E-textbooks may be the way of the future for college campuses, but some scrappy companies are banking on the here and now by offering a solution to bring low-cost textbooks to students, and in some ways they’re taking a page out of movie rental company Netflix Inc’s playbook.Reader

New college textbooks are a $4.5 billion business for dominant players such as Pearson PLC, privately held Cengage Learning and McGraw-Hill Companies Inc.  But upstart companies such as Chegg and BookRenter.com are gaining momentum by offering used books at a discount on their websites, and shipping them to students, who later ship the books back when they are done with them.

If that sounds a little like Netflix’s business model, it may not be that much of a coincidence. Marc Randolph, who was a co-founder of Netflix, is a board member on the privately-held BookRenter.com.

“Very similar to Netflix, we are going to get you your educational content at the most affordable price and the way the students want it,” said Mehdi Maghsoodnia, CEO of BookRenter.com.

Maghsoodnia said the total available market for the used college textbook market is about $4 billion, and his company is in a race with Chegg to capture that market, although at the moment it is only a third the size of Chegg. Maghsoodnia said that BookRenter’s annual revenue is under $50 million, but growing fast.

Layoffs hit The Washington Post after BusinessWeek, AP
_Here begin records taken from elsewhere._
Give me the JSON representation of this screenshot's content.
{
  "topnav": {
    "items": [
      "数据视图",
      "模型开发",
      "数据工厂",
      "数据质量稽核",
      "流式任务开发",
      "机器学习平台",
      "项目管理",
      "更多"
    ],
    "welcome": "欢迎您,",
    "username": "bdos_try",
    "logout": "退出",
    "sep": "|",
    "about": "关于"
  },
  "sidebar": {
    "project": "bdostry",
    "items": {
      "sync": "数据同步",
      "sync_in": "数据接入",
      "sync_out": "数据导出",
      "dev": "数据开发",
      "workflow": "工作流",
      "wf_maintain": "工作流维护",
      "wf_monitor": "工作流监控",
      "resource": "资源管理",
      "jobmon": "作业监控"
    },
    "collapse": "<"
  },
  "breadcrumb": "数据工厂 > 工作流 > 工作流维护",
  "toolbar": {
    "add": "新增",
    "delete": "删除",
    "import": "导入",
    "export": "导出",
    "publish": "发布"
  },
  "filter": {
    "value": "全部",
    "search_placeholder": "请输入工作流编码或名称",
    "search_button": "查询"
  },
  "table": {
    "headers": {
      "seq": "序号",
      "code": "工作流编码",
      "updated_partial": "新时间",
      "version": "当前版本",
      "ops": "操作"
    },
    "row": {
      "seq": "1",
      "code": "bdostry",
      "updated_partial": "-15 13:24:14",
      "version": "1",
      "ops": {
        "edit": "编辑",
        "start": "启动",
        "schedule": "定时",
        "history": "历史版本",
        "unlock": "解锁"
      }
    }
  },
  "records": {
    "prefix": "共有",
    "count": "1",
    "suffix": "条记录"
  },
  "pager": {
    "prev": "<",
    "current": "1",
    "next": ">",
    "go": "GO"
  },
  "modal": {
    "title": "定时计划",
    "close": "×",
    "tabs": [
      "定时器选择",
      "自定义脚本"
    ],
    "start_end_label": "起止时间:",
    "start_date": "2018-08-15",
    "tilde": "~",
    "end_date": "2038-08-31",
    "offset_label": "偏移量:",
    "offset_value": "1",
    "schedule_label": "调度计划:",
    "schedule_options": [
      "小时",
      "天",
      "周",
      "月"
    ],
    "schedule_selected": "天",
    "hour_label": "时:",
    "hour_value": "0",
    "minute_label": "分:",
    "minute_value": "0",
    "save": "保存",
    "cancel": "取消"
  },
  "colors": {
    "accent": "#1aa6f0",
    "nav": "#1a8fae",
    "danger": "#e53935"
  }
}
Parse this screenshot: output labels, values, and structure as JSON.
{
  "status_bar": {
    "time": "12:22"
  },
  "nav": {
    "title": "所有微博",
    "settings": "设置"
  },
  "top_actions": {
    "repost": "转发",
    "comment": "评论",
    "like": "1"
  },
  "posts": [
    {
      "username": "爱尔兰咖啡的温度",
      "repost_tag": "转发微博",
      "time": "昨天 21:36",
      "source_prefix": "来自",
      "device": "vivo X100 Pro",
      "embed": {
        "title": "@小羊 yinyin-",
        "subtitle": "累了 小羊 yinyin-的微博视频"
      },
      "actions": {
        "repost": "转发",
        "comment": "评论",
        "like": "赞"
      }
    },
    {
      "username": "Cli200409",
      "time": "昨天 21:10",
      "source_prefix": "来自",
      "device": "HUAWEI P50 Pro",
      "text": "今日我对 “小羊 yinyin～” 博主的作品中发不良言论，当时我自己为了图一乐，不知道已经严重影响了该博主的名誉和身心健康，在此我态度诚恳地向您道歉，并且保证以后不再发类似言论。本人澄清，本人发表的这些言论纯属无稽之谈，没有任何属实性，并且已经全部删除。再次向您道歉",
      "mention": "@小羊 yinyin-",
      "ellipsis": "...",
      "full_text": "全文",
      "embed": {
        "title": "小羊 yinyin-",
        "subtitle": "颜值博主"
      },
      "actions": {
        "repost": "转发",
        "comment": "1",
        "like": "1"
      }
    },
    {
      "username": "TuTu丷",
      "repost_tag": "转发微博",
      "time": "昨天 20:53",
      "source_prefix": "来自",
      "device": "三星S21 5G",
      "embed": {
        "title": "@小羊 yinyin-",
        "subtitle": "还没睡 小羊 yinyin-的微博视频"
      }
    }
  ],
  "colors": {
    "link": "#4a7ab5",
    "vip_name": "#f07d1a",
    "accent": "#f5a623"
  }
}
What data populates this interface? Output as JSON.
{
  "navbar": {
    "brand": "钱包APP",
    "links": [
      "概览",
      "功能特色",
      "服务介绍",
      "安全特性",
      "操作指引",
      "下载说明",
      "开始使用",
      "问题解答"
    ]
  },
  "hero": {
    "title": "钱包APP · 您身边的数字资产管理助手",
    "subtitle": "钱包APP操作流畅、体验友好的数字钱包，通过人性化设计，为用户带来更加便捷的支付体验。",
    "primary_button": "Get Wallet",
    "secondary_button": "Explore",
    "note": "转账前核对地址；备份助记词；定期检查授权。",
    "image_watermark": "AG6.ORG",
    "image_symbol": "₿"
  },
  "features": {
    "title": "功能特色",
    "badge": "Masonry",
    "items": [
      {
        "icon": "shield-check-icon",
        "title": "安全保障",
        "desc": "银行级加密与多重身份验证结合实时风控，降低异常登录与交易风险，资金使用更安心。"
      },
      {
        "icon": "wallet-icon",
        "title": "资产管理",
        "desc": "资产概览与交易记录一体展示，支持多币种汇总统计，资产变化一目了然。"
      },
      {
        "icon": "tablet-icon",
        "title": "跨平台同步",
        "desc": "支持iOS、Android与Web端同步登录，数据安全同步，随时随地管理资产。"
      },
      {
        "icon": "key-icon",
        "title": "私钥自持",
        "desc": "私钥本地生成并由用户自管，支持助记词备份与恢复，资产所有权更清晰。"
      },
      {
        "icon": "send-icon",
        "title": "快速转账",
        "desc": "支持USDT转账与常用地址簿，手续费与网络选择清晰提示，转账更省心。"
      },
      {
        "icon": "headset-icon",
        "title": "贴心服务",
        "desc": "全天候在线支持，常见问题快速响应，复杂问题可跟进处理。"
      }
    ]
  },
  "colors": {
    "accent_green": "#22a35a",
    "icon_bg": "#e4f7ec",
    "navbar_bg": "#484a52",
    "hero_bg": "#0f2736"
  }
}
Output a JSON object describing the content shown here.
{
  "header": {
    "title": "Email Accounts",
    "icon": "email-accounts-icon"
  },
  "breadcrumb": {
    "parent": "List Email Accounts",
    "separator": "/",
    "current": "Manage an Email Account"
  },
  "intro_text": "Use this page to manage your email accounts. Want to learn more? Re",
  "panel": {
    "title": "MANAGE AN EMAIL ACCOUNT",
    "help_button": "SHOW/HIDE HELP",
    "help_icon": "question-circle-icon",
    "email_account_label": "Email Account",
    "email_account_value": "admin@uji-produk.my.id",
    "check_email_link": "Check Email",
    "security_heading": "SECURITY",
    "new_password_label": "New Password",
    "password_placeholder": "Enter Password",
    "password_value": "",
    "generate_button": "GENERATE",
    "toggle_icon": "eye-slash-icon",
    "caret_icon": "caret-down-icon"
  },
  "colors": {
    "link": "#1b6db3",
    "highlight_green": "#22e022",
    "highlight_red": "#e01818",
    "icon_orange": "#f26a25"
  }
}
Several media reporters wrote on Twitter on Thursday that this was one of the worst weeks in journalism, and it’s hard to argue with them. BusinessWeek is canning a third of its staff as Bloomberg gets ready to buy the magazine. The Associated Press is laying off 90 people as part of its effort to cut payroll costs by 10 percent this year.

And now The Washington Post is laying off staff, sources told me on Friday, and a spokeswoman confirmed.

The Post has cut an unknown number of washingtonpost.com workers, the website folks who until now have worked separately at the dot-com headquarters in Arlington, Virginia, across the river from the Post’s headquarters in Washington, D.C. One source told me up to 10 are going. That’s not as big a number as other places you’ve read about lately, but it’s still a painful cut. (Disclosure: I worked for The Washington Post Co. from 1998 to 2005)

BusinessWeek, where the action happens off-screen

McGraw-Hill set Tuesday as the due date for bids for the ailing BusinessWeek magazine, and at least as of 7:30 pm eastern time, nothing at all has happened. Since this is one of those stories where I’ve encountered absolutely no fruitful sources, I’ve relied on reading the reports of other people.

So what’s going to happen to the business news weekly? Let’s catch up with the latest:

It will not go to Lazard chief Bruce Wasserstein. The owner of New York magazine has enough to deal with in the slumping publishing world already, so he’s gone, reports BusinessWeek columnist Jon Fine.

Whither Windows 7 and its (expected) wake?

A lot may be riding on the release of Microsoft’s newest operating system, Windows 7, which is due in October, not the least of which is an expected rush of advertising to support everything from the software itself, to the computers it will run on to the rival computers it will not run on.

This surge of business is seen coming just as the holiday shopping session gets under way and could help spark the economic turnaround that some suggest will come later this year.

Or maybe not.

According to a survey by ScriptLogic, six in 10 companies plan to skip buying Windows 7. Some will pass on the added cost of the upgrade, while others are concerned about compatibility with existing applications.